Even on a campus that’s hosted more than its fair share of controversial figures, Danish cartoonist Kurt Westergaard’s Sept. 29 visit stood out as a sensitive undertaking.
Westergaard’s drawing of the Prophet Muhammad with a bomb in his turban outraged many in the Middle East and Africa in 2005. Ultimately, more than 200 people died during anti-Danish riots.
The cartoonist’s road to Princeton began in early September when an alumnus told Dan May ’11, the editor-in-chief of American Foreign Policy magazine, about Westergaard’s interest in speaking to students during a brief trip to New York. May then asked the Whig-Clio Society to co-sponsor the event.
The society accepted. “This is something that really adds to the dialogue on campus, and dialogue in general on freedom of speech, freedom of press, and the place of Islam in the Western media,” Whig-Clio president Ben Weisman ’11 said.
Westergaard has received scores of death threats, and the timing of the Princeton event — the fourth anniversary of the cartoon’s publication — further increased the security challenge.
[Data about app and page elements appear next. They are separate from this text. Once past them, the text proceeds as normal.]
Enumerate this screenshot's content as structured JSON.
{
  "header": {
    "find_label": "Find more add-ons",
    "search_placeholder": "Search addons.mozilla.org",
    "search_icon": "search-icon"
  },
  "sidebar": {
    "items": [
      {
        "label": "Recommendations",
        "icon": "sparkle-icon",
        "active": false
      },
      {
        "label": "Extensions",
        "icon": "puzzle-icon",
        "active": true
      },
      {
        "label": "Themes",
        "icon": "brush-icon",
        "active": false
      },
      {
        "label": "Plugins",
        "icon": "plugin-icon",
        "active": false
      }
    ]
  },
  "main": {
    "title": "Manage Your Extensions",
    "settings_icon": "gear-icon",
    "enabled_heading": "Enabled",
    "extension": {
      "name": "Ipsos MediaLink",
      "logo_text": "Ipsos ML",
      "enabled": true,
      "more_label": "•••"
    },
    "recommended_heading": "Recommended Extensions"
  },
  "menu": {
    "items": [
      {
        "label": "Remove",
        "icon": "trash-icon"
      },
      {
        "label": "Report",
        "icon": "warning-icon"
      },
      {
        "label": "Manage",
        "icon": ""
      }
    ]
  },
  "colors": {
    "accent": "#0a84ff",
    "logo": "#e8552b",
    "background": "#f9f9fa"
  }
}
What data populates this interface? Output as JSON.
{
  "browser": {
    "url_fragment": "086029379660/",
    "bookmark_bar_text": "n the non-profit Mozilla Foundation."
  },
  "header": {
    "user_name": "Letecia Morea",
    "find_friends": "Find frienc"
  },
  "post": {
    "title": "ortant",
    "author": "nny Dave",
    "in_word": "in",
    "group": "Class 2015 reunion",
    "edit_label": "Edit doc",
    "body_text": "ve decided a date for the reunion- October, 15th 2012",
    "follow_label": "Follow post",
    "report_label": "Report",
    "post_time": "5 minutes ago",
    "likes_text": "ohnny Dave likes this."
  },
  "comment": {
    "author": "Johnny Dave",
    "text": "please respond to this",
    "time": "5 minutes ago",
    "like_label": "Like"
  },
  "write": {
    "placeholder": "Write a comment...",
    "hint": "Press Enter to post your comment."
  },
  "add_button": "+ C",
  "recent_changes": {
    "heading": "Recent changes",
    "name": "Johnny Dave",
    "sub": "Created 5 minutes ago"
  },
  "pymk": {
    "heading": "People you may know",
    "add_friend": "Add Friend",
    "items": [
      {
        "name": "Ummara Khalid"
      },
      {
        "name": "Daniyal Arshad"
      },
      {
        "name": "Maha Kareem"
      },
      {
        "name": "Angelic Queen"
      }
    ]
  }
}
Only about 100 students and faculty who had registered in advance could attend the speech; they were thoroughly searched by police who were brought in to secure Whig Hall.
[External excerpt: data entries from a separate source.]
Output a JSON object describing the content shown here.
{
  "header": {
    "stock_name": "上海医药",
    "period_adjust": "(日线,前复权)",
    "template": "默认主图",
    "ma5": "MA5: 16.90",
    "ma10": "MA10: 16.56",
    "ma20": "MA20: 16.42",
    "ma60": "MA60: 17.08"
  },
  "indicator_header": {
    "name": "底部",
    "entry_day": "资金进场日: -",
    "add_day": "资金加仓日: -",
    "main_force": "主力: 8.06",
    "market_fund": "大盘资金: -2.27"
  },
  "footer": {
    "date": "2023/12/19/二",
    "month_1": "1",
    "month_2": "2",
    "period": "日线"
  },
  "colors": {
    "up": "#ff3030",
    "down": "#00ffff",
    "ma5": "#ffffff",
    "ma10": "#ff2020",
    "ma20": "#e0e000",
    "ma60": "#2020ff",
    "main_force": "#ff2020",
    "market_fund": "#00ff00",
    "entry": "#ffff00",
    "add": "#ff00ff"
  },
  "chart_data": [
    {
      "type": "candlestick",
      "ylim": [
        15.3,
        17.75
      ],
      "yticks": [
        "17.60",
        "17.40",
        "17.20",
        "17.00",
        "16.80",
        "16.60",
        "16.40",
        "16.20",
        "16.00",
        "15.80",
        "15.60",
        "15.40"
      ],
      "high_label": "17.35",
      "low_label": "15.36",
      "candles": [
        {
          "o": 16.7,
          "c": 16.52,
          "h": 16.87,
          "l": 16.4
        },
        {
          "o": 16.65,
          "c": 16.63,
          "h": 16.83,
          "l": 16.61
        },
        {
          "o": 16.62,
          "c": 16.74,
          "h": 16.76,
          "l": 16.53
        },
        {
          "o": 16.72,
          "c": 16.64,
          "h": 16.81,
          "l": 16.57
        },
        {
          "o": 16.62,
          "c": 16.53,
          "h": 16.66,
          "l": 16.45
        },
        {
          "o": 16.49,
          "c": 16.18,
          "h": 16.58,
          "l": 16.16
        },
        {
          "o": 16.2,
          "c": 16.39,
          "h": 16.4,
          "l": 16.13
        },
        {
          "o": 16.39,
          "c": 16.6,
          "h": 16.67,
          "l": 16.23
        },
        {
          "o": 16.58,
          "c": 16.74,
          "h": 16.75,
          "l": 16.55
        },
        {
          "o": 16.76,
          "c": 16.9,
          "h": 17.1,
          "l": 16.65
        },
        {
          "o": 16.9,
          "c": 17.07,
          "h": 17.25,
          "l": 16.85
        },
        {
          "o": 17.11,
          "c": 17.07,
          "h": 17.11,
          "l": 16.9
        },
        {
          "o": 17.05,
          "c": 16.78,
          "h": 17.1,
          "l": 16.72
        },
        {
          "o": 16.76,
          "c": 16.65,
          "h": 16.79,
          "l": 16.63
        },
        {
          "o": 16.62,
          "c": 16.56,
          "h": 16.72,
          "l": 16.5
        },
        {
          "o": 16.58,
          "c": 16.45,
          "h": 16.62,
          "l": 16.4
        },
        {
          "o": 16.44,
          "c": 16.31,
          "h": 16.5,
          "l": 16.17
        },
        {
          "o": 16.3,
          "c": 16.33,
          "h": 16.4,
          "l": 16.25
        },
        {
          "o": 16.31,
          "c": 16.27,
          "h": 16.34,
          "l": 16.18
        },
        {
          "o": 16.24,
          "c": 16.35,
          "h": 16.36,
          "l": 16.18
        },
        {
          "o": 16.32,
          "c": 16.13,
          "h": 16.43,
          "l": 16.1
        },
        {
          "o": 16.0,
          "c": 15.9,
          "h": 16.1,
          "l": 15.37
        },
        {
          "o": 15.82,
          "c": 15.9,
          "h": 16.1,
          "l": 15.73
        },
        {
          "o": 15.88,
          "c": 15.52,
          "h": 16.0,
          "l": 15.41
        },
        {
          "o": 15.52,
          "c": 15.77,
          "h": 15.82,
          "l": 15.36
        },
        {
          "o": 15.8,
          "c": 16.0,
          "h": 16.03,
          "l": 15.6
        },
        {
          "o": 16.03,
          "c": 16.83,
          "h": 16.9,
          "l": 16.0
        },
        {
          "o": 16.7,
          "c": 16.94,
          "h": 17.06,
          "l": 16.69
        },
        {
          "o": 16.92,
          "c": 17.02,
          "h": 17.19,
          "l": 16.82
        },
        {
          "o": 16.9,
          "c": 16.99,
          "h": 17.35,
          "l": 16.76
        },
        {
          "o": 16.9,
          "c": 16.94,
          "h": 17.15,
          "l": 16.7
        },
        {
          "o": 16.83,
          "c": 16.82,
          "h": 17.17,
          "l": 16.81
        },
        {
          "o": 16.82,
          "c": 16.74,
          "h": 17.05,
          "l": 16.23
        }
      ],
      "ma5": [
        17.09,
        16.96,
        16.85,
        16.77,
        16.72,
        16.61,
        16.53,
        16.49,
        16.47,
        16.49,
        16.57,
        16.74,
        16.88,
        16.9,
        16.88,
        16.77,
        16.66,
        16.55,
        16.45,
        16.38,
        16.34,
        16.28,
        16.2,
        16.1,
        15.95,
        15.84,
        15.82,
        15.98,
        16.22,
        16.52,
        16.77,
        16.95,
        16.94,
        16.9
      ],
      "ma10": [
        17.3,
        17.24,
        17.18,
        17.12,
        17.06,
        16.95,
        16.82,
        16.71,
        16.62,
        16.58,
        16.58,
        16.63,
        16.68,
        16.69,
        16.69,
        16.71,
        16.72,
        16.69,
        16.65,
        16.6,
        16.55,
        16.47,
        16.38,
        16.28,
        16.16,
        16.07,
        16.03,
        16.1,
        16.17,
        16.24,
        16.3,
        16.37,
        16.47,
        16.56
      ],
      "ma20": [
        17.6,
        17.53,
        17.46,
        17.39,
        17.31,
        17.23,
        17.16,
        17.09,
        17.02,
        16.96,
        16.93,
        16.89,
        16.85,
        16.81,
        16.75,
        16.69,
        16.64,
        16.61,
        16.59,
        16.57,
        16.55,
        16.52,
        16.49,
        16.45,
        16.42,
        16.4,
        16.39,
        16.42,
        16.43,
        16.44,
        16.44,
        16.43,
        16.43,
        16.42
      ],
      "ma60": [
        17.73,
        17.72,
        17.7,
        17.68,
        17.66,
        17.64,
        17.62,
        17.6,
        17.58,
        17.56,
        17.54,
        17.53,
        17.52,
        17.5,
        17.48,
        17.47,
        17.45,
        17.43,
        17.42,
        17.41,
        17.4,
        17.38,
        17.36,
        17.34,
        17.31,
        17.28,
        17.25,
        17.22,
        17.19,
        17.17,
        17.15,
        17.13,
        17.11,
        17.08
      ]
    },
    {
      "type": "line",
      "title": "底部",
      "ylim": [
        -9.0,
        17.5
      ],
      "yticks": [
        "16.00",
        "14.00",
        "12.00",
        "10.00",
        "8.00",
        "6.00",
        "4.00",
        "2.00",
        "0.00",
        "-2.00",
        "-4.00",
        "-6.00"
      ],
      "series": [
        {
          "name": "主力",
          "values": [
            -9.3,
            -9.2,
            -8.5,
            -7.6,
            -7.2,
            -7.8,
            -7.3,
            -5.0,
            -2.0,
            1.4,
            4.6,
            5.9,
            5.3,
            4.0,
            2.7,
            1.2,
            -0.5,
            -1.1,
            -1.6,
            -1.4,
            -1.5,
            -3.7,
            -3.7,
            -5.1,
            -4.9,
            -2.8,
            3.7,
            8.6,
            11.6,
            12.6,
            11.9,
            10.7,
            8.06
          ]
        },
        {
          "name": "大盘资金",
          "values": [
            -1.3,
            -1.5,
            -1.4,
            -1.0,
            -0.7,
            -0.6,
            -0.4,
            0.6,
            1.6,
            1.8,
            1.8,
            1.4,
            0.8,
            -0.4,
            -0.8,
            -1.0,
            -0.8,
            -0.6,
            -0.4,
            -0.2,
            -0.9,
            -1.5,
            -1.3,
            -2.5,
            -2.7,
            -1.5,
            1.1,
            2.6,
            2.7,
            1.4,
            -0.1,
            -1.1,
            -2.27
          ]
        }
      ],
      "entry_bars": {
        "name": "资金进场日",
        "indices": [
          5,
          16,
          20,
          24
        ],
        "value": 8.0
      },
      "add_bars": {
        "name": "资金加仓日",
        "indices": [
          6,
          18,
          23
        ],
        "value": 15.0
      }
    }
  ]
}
Westergaard, his cartoon projected behind him, delivered pointed commentary about what he saw as the growing threat of “Islamism” in the West.
Organizers invited Sohaib Sultan, coordinator for Muslim life, to offer a reflection after the speech. “My opinion as a devout Muslim is that I find the cartoons to be an offensive portrayal of a figure that is very revered in Islam,” Sultan said.
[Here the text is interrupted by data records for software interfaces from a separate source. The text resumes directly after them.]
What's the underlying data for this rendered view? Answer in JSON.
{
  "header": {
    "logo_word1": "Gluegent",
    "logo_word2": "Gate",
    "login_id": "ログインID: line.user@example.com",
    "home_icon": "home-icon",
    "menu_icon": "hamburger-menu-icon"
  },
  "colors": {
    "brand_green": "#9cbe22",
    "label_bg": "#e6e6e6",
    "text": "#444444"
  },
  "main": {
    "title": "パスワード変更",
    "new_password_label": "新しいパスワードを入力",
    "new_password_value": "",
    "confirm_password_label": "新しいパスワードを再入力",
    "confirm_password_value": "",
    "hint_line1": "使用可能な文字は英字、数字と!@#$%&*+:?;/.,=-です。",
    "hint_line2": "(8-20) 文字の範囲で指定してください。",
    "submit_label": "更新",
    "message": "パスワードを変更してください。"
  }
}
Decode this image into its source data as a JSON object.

In the end — and in contrast with Yale, where Westergaard’s appearance the next day was met with student demonstrations — the Muslim Student Association and other groups decided not to protest the event.